The idea of a DAO appeals to people because the current systems are simply inadequate to meet complex global challenges.
Unfortunately, DAO technologists have tried to map simple systems onto complex issues, rather than referring to historically successful models for governing commons. The current public health crisis is an example of the failure of centralised systems to govern a common good. While we don’t have large-scale models for commons governance, we do have examples of how commons are managed on a small to medium scale.
Examples include neighbourhood and community councils, cooperatives and traditions of Indigenous peoples for preserving the environment as well as justice and social cohesion. A neighbourhood committee may require people to keep their lawns mowed and their sidewalks shovelled, and if you do not, someone will knock on your door and let you know. In Indigenous communities, rituals and traditions are enforced through storytelling and social norms.
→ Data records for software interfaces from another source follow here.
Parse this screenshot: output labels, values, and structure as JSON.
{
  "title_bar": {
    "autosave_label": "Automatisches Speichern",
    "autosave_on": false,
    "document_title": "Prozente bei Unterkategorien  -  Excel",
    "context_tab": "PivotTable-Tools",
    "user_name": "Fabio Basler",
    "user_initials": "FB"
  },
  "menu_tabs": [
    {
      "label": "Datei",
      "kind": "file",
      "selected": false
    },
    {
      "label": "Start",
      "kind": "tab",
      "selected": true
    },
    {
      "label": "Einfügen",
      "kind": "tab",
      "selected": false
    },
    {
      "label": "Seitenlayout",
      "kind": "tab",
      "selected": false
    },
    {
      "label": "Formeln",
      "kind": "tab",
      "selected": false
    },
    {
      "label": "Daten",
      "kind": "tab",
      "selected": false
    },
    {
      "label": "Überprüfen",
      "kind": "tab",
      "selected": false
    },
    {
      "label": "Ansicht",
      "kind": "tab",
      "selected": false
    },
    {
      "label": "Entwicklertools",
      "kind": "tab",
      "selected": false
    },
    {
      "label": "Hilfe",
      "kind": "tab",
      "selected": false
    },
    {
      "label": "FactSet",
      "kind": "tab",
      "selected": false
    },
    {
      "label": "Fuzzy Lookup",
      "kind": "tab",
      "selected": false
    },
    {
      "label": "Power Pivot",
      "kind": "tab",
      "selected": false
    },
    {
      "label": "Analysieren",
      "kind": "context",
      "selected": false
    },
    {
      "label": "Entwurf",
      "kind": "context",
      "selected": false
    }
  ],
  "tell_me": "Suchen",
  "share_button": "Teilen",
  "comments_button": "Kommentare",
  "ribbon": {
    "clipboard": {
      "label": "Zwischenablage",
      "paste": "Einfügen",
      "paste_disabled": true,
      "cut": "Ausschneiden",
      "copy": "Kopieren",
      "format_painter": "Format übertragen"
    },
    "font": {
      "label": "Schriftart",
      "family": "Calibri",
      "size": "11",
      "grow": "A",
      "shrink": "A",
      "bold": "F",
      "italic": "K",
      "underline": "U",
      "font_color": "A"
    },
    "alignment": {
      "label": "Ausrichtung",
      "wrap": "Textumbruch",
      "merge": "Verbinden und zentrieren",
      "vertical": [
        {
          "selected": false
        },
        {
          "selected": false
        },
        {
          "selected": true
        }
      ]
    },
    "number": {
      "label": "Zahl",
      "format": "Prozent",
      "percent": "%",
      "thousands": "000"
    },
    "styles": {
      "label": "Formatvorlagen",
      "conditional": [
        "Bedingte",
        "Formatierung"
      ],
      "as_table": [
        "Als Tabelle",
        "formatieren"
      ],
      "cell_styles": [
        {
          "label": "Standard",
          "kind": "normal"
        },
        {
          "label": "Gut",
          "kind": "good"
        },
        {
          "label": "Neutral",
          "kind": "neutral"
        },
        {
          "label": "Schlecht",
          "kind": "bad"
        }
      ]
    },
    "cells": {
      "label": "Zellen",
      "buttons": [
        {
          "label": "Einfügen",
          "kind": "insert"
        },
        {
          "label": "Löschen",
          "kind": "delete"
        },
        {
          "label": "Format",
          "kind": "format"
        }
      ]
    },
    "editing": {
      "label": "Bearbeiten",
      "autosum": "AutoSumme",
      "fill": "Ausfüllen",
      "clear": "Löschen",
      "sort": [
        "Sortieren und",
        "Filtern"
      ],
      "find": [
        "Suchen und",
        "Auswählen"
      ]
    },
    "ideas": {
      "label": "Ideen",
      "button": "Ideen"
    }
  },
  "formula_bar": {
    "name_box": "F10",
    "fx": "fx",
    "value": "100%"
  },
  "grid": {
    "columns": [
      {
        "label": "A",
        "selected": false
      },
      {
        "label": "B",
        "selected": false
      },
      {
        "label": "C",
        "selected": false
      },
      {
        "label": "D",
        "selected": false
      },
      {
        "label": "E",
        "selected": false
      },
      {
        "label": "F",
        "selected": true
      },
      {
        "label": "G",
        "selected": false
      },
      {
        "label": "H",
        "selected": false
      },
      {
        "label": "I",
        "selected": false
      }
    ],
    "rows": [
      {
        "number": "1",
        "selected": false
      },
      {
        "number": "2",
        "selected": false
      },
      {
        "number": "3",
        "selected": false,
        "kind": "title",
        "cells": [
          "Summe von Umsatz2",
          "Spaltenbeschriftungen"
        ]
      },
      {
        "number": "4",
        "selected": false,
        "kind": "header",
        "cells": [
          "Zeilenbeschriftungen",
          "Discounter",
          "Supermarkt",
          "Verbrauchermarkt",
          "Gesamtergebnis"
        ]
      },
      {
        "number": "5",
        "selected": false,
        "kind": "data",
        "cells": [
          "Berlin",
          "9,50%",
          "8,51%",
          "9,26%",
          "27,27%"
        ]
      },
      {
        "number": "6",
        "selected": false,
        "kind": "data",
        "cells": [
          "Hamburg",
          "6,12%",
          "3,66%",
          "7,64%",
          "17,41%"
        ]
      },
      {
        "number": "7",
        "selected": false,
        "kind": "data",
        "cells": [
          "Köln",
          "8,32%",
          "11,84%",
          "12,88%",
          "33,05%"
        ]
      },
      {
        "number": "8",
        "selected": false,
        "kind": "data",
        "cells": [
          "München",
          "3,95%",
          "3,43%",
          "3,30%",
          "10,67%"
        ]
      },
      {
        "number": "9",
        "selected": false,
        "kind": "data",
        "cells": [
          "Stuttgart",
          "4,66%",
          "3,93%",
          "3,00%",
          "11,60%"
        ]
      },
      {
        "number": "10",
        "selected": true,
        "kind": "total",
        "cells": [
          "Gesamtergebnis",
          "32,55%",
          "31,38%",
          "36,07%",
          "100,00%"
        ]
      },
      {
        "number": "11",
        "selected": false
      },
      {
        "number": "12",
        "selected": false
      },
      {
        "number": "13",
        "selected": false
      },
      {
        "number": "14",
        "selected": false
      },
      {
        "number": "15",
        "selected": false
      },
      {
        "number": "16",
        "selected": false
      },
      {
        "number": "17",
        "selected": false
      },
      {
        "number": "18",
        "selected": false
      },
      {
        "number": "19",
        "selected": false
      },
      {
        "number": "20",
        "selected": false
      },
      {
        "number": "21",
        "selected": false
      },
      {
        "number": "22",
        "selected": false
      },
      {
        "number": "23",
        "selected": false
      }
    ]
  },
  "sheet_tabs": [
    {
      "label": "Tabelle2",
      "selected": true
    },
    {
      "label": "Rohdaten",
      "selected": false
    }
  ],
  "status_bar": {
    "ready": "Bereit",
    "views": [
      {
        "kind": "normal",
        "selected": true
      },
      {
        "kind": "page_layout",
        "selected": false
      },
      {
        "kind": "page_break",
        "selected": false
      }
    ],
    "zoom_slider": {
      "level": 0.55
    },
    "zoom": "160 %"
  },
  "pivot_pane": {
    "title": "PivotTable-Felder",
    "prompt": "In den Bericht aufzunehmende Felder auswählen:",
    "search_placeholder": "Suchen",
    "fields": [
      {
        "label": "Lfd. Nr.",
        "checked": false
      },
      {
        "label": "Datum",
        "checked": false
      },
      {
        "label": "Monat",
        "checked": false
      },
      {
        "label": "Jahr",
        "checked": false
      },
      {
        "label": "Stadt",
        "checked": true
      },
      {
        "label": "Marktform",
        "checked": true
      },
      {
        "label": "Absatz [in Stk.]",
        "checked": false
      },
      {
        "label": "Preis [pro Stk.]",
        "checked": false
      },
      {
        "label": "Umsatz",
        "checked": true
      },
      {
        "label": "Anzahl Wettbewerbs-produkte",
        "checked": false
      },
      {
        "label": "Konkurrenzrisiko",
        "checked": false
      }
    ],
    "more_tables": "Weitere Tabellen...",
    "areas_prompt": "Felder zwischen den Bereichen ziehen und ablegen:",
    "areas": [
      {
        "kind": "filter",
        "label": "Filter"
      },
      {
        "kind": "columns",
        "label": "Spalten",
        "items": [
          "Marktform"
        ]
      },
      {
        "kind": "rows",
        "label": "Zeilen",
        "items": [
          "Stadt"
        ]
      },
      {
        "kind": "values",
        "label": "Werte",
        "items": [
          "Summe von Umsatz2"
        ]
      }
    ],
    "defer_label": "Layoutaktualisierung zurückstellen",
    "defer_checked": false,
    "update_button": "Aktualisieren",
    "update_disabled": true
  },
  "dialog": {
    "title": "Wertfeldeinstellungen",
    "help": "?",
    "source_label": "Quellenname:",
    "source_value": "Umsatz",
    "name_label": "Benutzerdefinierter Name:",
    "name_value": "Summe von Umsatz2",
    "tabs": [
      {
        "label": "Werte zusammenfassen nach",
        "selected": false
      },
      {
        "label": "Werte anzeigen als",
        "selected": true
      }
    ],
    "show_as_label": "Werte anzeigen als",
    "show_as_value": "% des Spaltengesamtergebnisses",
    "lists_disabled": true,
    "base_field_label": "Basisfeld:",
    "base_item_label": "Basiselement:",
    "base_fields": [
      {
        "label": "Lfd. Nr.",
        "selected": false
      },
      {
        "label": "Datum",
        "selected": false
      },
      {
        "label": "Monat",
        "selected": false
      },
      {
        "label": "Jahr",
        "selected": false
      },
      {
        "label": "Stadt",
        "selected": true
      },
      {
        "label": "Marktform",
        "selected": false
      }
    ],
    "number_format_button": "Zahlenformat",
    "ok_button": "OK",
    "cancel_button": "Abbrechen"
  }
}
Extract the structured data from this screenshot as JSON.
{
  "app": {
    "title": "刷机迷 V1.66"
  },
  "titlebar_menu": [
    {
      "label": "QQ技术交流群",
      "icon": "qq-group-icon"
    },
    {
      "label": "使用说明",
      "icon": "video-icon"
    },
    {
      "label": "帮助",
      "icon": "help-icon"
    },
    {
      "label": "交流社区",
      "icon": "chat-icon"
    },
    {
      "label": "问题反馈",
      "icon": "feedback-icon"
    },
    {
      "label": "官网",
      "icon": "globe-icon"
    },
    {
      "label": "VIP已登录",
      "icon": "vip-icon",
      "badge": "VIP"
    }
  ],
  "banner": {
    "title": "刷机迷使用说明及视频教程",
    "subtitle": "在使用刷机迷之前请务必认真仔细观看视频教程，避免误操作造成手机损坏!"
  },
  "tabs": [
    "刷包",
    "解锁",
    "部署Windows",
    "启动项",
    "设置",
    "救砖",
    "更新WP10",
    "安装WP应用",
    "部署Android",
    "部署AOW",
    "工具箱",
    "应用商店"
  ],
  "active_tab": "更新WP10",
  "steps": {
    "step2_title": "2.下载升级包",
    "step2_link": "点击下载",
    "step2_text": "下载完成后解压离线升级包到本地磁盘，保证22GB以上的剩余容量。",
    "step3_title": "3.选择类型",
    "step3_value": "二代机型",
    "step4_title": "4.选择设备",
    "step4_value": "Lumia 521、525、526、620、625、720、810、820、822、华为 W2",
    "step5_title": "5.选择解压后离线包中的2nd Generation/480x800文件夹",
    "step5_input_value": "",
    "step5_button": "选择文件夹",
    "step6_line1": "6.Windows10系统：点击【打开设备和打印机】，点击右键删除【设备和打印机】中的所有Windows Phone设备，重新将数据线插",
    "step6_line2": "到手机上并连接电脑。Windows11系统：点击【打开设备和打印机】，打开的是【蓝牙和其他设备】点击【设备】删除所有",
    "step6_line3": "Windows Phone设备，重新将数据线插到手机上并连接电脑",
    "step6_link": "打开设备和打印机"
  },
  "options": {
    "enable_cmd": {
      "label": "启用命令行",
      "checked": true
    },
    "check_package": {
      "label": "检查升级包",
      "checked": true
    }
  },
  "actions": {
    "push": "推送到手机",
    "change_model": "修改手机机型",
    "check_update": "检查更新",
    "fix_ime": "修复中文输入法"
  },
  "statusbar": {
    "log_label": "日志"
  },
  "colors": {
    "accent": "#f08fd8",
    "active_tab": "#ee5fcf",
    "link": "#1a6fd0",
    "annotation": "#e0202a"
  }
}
In other words, social norms and social enforcement are the proven methodologies for commons governance. Incentives are proven to polarise and exploit public goods. Whether the incentive comes in the form of financial compensation, attention to a social media post or improved page ranking, all types of incentive are distorting behaviours in undesirable ways. In a commons, decisions tend to be reached by deliberation, mutual respect, consideration of environmental carrying capacity and consensus.